Also set on bringing the industry into better alignment, Ofgem is proposing the development of new common digital infrastructure to coordinate energy flexibility markets and make them easy to access and use.

The Public Interest Digital Asset for flexibility markets is a long term vision and could, according to the regulator, present market information and data in a transparent, open and accessible way, and reveal historical performance and trends, a key aim being to help new entrants build their business cases. In addition, it could provide coordination and harmonising services across those markets for stacking revenues, and operational primacy rules, so they work more effectively together.

Dr Nina Klein, Senior Manager for Energy Flexibility at Ofgem tells UW: “There have been lots of discussions around standardising and aligning to support flexibility, but we’re not seeing the consistent implementation and the pace we would hope for. For many organisations it is still quite hard to really see what’s out there, for example market operators don’t have visibility of all the assets available and flexibility providers can’t easily see all the markets they can bid into, which creates a lot of inefficiencies and ultimately lost value.”

Ofgem’s plan is to test the System Wide Flexibility Exchange concept with industry to gauge interest and which areas might need to be modified or emphasised. Details will be announced in March.

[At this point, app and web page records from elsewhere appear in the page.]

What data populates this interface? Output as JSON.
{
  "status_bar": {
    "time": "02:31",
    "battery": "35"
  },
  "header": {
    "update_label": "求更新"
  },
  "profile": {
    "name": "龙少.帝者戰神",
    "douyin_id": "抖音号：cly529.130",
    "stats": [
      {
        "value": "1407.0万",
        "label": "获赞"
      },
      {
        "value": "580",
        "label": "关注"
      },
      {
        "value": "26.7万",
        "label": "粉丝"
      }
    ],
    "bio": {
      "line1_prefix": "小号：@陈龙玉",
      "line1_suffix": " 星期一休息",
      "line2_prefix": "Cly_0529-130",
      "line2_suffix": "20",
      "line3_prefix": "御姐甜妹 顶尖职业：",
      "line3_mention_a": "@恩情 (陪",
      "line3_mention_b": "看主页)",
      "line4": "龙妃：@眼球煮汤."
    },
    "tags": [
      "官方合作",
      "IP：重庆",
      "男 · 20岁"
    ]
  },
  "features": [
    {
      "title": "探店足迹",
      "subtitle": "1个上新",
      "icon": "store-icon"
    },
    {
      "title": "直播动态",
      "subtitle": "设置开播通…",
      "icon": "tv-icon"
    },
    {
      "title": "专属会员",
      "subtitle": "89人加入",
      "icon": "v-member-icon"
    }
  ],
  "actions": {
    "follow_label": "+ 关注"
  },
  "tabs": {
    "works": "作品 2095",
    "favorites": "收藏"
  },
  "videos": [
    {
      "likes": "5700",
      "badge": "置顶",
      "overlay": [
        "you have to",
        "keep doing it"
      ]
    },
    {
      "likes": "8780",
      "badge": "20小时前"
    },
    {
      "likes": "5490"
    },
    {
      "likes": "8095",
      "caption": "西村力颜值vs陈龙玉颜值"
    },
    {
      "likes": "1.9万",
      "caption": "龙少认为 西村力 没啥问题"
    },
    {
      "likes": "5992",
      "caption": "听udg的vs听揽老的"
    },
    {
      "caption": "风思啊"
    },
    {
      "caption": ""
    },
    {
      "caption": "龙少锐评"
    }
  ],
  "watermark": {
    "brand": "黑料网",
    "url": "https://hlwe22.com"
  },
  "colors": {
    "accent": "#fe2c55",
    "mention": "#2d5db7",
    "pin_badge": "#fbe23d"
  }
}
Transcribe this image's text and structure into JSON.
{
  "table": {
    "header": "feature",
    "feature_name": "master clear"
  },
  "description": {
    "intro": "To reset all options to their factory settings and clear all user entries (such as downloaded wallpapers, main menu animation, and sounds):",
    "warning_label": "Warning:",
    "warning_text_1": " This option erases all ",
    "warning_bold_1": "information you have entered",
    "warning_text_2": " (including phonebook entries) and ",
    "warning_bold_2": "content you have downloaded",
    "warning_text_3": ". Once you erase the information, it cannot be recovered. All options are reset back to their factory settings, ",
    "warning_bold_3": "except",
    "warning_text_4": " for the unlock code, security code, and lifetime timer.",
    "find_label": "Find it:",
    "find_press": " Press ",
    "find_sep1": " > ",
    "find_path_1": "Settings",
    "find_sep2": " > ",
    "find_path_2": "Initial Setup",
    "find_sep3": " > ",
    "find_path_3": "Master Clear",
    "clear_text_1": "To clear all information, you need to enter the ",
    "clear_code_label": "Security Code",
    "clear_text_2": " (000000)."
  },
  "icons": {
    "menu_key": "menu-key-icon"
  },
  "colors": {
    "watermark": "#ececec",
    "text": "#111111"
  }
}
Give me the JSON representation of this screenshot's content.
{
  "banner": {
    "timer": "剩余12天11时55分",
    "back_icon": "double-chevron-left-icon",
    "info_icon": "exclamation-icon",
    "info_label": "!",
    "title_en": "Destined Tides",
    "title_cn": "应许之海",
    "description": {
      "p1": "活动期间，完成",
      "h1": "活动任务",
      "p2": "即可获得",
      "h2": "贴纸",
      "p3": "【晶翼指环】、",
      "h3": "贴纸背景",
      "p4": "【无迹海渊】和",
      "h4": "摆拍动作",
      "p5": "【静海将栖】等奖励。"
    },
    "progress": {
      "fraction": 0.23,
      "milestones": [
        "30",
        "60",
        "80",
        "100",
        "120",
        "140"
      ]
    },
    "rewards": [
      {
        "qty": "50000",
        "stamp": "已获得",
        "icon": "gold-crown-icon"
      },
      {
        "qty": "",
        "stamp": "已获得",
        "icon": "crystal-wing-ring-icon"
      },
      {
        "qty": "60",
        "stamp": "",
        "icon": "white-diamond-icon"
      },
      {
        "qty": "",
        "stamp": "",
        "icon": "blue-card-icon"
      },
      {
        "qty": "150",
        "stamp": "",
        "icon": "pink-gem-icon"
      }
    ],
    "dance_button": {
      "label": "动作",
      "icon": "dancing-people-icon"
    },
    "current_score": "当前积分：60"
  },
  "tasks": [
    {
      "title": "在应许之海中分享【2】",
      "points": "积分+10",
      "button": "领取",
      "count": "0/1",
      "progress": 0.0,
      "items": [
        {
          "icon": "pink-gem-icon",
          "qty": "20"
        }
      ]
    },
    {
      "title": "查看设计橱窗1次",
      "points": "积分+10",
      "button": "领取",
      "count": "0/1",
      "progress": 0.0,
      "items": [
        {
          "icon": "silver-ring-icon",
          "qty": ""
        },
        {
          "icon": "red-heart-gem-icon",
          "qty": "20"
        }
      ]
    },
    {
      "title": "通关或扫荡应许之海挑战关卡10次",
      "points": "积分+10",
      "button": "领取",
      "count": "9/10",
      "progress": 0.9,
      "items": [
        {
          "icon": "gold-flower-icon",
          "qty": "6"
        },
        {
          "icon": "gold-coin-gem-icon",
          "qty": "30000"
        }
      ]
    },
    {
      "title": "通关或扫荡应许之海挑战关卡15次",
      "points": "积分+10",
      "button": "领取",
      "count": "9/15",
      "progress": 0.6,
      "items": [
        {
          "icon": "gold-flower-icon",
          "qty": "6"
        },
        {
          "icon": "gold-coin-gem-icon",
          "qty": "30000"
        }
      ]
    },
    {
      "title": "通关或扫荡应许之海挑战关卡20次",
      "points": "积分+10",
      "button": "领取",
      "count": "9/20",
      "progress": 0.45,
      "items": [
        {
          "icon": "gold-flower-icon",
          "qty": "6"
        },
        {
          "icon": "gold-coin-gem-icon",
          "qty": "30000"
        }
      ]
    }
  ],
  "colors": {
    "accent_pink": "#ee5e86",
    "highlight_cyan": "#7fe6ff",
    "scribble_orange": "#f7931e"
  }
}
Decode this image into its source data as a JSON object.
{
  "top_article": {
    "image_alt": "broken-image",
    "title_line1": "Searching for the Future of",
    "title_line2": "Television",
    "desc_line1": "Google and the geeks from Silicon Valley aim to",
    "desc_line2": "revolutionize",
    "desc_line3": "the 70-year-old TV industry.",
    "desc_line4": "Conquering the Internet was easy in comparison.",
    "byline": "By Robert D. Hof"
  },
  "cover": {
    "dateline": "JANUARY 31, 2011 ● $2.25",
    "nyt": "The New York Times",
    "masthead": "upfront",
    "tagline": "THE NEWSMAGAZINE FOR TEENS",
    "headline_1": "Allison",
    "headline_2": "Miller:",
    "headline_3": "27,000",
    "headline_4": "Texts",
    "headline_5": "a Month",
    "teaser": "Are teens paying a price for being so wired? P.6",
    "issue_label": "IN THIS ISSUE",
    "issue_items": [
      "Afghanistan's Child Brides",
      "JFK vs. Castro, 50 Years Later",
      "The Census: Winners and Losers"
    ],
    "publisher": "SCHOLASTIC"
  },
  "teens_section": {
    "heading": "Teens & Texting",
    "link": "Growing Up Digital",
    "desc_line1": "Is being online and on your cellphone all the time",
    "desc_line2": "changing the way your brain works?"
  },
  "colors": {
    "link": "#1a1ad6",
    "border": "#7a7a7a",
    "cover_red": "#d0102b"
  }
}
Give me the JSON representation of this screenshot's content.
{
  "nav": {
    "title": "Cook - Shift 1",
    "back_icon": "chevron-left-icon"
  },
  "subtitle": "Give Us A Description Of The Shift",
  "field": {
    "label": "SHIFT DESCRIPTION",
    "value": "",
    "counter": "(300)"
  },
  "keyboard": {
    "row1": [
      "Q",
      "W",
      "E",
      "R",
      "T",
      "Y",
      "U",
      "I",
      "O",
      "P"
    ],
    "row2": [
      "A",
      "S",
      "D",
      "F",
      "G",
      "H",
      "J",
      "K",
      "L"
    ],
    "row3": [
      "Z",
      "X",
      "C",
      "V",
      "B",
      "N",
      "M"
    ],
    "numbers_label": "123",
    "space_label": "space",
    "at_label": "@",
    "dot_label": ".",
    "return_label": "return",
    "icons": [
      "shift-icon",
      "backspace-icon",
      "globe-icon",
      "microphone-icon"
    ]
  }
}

It’s another potentially crucial piece in the flexibility jigsaw, which as the other initiatives detailed here demonstrate, is getting closer to completion by the day.

CASE STUDY: Pilot local network lays foundations for large scale flexibility

A more detailed picture of what a local energy network of the future might look like is being investigated by Northern Powergrid through a £14.5m Ofgem-funded innovation project in partnership with consultancies TNEI and LCP Delta.

The Community DSO initiative runs until 2028 and will develop a new framework to enable Smart Local Energy Systems (SLES) across the low voltage network. SLES’ manage electricity demand and availability in hyper local areas and, according to Northern Powergrid, are considered an important tool to encourage the uptake of low carbon technologies like domestic solar, EV charging and heat pumps.

“Flexibility over the next five years, and the five years after that, under ED3, will all be about the LV network, and that’s never need done before,” says Paul Glendinning, Policy and Markets Manager at Northern Powergrid. “All the low carbon technology is going to be in people’s houses and in farms on the LV network, so how all that will work together is really important.”

Learnings from the project will be used to inform network operation strategies, and changes to regulations, it will also result in a proof of concept of a replicable local energy market framework suitable for deployment across most network areas.

“Commercial arrangements and regulations currently make it quite hard to sell the electricity you generate to your neighbour,” says Glendinning. “We’re suggesting there is a way that a community energy team, perhaps in a village, can share the costs of a wind farm or a solar farm and then also share the power. We’re going to do the data and analysis to see how much it can help.”